First off: check out that last name. A Satrapy was a province in the Persian empire; a satrap would have been a governor of a province. Province being a very rough-and-ready equivalent. Satraps were a much more independent administrative unit and instead of being part of a unified taxation system, they were responsible for turning over tribute (at least, this is what I remember from years ago). You could think of this last name as kind of like having the last name "Duke" or "Prince" -- and actually having royalty in your relatively recent family history.
Second: this is a memoir I actually believe. And not because the characters actions make sense to me. More because the characters actions match parallel situations I know more about (the cultural revolution in China; the Weimar Republic): some people leave, some people stay. The ones who stay take what appear to be insane risks for minimal payoff. Raising kids in this environment is essentially an impossible series of compromises: safety vs. raising a decent human being who has a shot at leaving the toxic environment and going somewhere better (or making the toxic environment a better place), etc.
These are graphic novels, black and white only (so no color/inking, no clay coat, etc.). The art is stylized in a way that makes for a remarkably fast read in a graphic novel. The story is compelling: it tracks the life of the author/protagonist from just before the revolution in Iran. Her parents and most of her extended family are Marxists (and also in a very high social class in pre-revolution Iran) and when the revolution becomes Islamic, things get really ugly. Marjane describes her fascination with death and torture, and her attempts to make sense of serial imprisonments of relatives, friends and acquaintances. Her family wrestles with their decision to stay and eventually sends Marjane to Austria (because it's the easiest place to get a visa to -- this may explain the rise of Waldheim, actually) for her high school years as it becomes increasingly clear that if she stays, she'll probably wind up dead and worse.

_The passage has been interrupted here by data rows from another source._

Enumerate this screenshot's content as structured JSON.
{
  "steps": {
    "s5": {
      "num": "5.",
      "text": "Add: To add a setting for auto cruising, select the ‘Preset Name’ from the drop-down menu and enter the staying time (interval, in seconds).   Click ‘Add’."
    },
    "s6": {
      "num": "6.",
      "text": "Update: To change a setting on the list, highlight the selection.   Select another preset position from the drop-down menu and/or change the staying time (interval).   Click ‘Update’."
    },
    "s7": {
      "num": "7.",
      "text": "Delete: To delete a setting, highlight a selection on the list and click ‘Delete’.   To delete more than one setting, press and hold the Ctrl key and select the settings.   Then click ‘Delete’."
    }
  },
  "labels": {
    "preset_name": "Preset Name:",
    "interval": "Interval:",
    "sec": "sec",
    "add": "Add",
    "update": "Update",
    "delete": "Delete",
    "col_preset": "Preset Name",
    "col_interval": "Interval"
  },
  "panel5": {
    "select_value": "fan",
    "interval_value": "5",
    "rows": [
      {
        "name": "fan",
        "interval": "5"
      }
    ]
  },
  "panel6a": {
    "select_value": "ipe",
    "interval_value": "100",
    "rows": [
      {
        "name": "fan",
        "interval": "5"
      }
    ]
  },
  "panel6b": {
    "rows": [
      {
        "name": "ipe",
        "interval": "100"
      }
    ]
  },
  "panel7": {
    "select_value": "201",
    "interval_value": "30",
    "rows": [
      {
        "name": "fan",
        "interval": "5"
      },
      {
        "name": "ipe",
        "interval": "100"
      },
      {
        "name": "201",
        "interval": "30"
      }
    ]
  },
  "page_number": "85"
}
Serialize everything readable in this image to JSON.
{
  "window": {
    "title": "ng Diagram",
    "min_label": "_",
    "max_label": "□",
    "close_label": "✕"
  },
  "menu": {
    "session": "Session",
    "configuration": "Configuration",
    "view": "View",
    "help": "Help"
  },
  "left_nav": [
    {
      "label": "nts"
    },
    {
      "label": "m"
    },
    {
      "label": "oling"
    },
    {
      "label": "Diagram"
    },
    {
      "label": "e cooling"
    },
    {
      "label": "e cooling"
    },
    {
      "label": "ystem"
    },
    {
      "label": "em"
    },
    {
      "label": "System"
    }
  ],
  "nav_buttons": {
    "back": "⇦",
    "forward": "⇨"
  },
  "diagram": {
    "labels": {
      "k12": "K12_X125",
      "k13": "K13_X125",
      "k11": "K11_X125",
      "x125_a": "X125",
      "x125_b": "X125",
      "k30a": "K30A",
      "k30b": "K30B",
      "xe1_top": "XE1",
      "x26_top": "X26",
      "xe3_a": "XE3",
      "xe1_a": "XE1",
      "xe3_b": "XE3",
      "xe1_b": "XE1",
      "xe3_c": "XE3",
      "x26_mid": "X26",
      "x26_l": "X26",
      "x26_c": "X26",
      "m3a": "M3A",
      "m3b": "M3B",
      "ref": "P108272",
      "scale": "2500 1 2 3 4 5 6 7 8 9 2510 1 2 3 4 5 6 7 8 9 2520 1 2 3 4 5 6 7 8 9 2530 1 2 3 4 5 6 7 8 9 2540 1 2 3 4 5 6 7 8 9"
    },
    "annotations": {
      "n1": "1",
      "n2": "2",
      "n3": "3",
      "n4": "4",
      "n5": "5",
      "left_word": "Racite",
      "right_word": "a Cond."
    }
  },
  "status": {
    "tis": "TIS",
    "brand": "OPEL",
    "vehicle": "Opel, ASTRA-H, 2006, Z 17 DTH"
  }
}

_Persepolis 2_ describes Marjane's years in Austria, her developing sexuality and problems with various substances as she wrestles with her loneliness and difficulties of developing an identity in a completely foreign culture with no one like her to connect to. Eventually, after nearly dying while homeless for a few months, she returns to Iran and then struggles to re-adapt to her home country after experiencing sexual and expressive freedom in Austria. She ultimately attends art school in Iran, marries, divorces, and again leaves Iran, this time her own choice. Amazingly, she and her parents survive to the end of the war with Iraq and its aftermath.
These are really amazing books and definitely worth the time to read and think about (and find people to discuss them with). They are not a straightforward condemnation of Iran (or Iraq, or the West or anything, really). They would make a worthy contribution to a seminar on revolution, religion, or the psychology of nihilism or any number of other themes. Also, they are entertaining to read. Highly recommended.
ETA: For those who, like me, wish the story continued, I'll just point out here that while the French language Persepolis extends to #4, 1 & 2 in French became 1 in English and 3 & 4 in French became 2 in English.
ETA2: But _Embroideries_ is an opportunity to read related stories.